Economy will continue to Weather Global Sluggishness with Resilience; Outlook of Multilateral Institutions positive for India
Economic Survey 2015-16 stresses that the external vulnerability indicators improved and the rupee weathered the depreciation pressure better than the currencies of most emerging market economies. The headwinds to growth may come from sluggish global demand as the Indian economy is closely integrated with the rest of the world. Exports and imports together constitute 42 per cent of the GDP, even at the reduced levels in 2015-16. On the brighter side, however, the composite growth of India’s trading partners is projected to modestly improve in 2016.
From the angle of aggregate demand, the survey underlines that domestic absorption has remained reasonably strong, despite reduction in overall investment. Private consumption has, of late, been the major driver of growth. The possible shifts on the consumption front in the next year are; first, consumption incentives flowing from declining oil prices may partially recede in the next year; second, the pay commission awards could potentially add modestly to consumption demand; third, an improved farm sector performance can add to rural consumption. However, it may be hard to endlessly expect significantly higher growth impetus from consumption.
Economic Survey 2015-16 stresses that Government’s focus on fiscal consolidation rightly limits the option of raising general government consumption expenditure. Private corporate savings and investment showed encouraging results in 2014-15; but the eventual outcome may also be influenced by indications of excess capacity in some sectors. However, with multifaceted measures from the government to foster industry and enterprises, investment-led growth should return.
The outlook in the Survey points-out that India’s external sector outcome continues to be strong and sustainable because of strong macroeconomic fundamentals and low commodity prices.

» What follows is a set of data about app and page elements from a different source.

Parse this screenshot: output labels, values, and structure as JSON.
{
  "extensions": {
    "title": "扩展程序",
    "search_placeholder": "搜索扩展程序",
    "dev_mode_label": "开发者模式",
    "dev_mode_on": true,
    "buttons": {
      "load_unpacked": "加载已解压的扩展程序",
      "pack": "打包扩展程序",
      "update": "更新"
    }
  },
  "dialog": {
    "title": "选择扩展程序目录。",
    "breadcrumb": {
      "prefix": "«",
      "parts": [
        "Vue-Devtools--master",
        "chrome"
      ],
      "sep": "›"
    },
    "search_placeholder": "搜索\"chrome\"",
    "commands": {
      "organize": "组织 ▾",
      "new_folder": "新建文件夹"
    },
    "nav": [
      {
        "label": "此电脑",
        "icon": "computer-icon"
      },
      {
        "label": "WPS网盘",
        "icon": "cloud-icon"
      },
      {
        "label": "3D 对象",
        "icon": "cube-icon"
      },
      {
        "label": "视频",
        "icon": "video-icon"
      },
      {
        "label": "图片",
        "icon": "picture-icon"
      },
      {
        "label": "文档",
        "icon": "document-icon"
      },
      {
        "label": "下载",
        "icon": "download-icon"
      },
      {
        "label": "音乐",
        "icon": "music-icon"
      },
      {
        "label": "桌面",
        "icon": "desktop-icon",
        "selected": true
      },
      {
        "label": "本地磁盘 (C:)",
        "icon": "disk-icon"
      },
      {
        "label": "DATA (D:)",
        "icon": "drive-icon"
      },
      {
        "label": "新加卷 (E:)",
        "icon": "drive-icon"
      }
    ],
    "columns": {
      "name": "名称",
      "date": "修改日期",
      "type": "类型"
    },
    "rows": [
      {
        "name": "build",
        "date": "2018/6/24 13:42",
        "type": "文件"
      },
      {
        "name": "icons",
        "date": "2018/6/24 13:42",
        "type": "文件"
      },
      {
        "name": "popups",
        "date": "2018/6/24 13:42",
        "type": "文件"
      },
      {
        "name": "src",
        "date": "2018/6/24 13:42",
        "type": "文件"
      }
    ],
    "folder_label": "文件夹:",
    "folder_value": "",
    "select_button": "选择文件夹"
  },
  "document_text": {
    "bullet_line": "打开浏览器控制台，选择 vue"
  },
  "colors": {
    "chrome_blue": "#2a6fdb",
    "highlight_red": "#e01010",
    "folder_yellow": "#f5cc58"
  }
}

This is significant in the wake of volatility in global financial markets and their spill overs causing shocks in vulnerable economies, mainly the recent bout of uncertainty owing to developments and concerns about China’s growth, financial markets and currency. The survey says, while export slowdown may continue for a while before picking up in the next fiscal, continuance of low global commodity prices augurs well for sustaining low trade and current account deficits. As a proportion of GDP, the CAD is likely to be in the low range of 1 to 1.5 per cent. It adds that deficit in the current account is likely to be more than fully financed through stable flows and the volatility in global financial markets may affect the exchange rate less than in other emerging economies.